Lines of the listing that contain "title" need to be copied.
** Entries provided follows **
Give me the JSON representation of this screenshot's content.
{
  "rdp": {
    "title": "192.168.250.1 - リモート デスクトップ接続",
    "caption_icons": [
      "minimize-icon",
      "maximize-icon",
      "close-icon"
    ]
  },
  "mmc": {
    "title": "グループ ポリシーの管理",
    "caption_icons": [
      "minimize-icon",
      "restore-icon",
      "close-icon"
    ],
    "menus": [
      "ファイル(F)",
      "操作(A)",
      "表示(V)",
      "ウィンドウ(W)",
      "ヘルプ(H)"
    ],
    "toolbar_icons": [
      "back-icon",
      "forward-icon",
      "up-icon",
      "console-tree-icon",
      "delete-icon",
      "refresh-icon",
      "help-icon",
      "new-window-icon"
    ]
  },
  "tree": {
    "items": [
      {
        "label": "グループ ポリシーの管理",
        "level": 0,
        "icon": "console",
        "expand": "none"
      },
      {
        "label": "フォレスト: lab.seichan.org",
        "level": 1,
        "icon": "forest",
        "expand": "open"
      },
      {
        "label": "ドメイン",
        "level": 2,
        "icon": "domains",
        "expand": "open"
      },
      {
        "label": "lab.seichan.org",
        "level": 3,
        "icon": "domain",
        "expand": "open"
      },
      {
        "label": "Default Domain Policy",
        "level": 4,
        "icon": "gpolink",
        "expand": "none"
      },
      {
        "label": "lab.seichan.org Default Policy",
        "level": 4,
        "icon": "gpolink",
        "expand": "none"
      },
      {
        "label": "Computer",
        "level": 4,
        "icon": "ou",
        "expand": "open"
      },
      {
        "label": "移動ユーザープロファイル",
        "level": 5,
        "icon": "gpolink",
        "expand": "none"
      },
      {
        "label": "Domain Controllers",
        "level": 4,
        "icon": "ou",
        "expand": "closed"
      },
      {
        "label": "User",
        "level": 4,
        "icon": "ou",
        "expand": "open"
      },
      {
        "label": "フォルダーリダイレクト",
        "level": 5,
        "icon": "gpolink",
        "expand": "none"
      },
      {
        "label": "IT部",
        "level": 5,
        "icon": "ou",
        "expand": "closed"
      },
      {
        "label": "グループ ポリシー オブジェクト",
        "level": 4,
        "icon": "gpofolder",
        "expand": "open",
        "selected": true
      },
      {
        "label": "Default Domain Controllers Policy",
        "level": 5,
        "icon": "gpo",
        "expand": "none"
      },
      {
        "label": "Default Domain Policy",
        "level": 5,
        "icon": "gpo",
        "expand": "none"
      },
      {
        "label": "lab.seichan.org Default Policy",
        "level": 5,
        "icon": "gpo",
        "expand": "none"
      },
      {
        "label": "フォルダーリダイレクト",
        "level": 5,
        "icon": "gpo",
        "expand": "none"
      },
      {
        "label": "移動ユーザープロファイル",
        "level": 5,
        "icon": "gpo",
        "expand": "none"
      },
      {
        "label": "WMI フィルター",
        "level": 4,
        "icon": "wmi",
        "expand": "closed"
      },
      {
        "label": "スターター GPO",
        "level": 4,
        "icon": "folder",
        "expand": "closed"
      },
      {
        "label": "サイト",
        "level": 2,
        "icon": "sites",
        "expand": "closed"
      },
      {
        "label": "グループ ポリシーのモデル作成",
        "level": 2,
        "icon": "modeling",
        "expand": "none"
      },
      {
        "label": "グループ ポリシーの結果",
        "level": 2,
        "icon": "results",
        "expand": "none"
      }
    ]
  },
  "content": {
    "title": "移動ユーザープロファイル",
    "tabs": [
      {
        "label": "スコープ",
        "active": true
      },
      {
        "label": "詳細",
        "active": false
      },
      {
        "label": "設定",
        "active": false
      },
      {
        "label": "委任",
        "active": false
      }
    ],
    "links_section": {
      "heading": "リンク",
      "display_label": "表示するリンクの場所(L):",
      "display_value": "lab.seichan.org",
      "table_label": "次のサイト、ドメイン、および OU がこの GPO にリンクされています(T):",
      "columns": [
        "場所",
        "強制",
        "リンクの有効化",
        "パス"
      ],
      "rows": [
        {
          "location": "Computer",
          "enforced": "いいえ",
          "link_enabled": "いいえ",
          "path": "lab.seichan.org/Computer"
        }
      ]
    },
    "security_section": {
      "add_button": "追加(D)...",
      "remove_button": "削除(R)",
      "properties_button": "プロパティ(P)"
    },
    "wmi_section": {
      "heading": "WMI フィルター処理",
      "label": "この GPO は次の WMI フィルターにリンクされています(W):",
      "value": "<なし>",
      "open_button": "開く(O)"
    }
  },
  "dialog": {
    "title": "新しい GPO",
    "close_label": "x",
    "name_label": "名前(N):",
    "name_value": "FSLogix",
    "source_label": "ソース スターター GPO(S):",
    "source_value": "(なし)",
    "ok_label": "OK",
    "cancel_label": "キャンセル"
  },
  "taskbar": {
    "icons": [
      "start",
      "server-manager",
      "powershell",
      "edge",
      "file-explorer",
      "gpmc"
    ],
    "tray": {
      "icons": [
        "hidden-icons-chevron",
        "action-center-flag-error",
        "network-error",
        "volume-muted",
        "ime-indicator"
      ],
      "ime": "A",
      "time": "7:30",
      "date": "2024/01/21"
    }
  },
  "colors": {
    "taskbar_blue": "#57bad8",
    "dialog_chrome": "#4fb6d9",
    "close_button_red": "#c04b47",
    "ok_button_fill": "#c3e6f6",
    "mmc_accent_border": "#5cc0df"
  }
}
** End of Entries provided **
→ **Problem solution**:
    "title": "192.168.250.1 - リモート デスクトップ接続",
    "title": "グループ ポリシーの管理",
    "title": "移動ユーザープロファイル",
    "title": "新しい GPO",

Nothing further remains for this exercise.